The streets near our office in Xindian were packed this afternoon with people making offerings to mark the impending arrival of Ghost Month. This officially starts tomorrow on the 15th day of the seventh month of the lunar calendar (中元節), upon which all the ghosts and spirits are believed to emerge from hell to haunt the earth.
Ghost Month is a big deal in Taiwan, though not in China. There are a lot of Buddhist and Taoist ceremonies held on the island during this period to appease the ghosts and spirits and show respect to deceased ancestors.
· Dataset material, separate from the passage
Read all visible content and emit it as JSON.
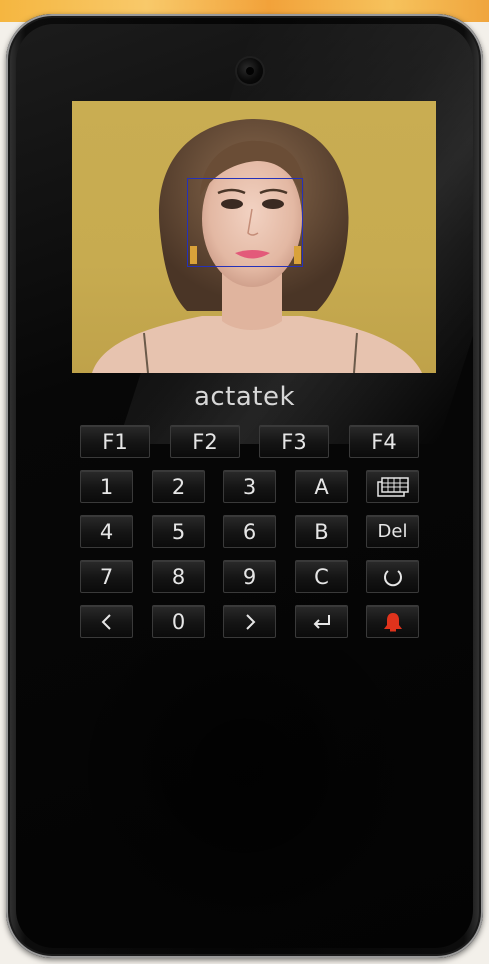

It’s considered best to avoid medical procedures, house-moving, swimming, marriages, and other activities because of the increased risk of incurring ill fortune.
The next major event in the lunar calendar after Ghost Month draws to a close is Mid-Autumn Festival (中秋節), which takes place on Monday September 24. Moon cakes will no doubt start appearing in abundance in preparation for the celebration of that.
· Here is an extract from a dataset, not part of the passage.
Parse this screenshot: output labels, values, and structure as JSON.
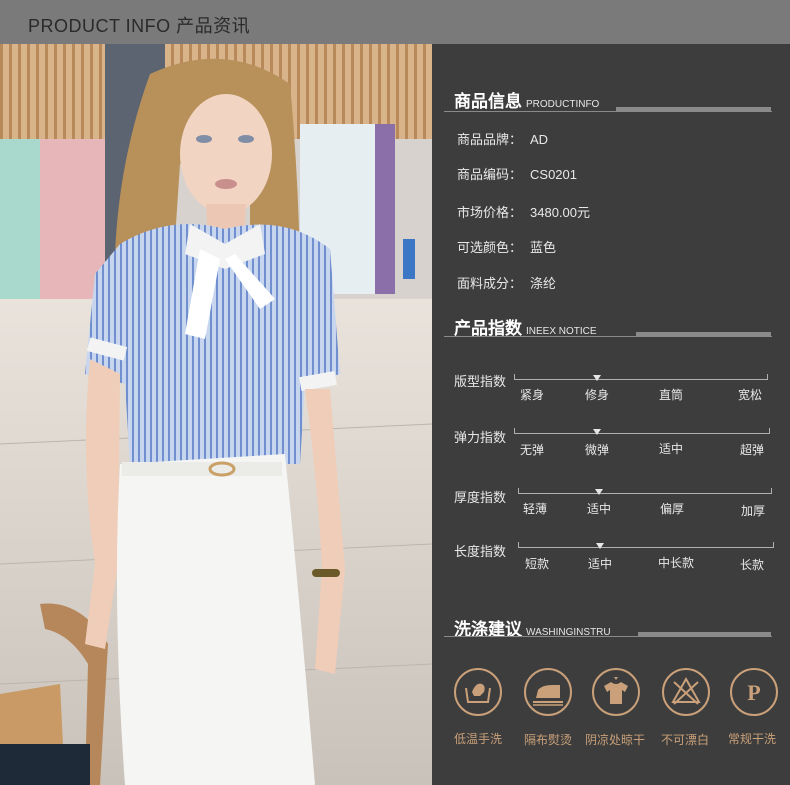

One of the things I most enjoy about living in Taiwan is having the opportunity to experience Chinese traditional culture at first hand – whether it’s looking at the colorful offerings displayed on the streets during festivals or going to the temple with my wife to “baibai” (拜拜) at the weekend.
Nowhere else in the world has this remarkable millennia-old culture been preserved so faithfully and nurtured with such vigor and vibrance. In this rapidly changing world, it provides a pivotal role in linking the past to the present and the future.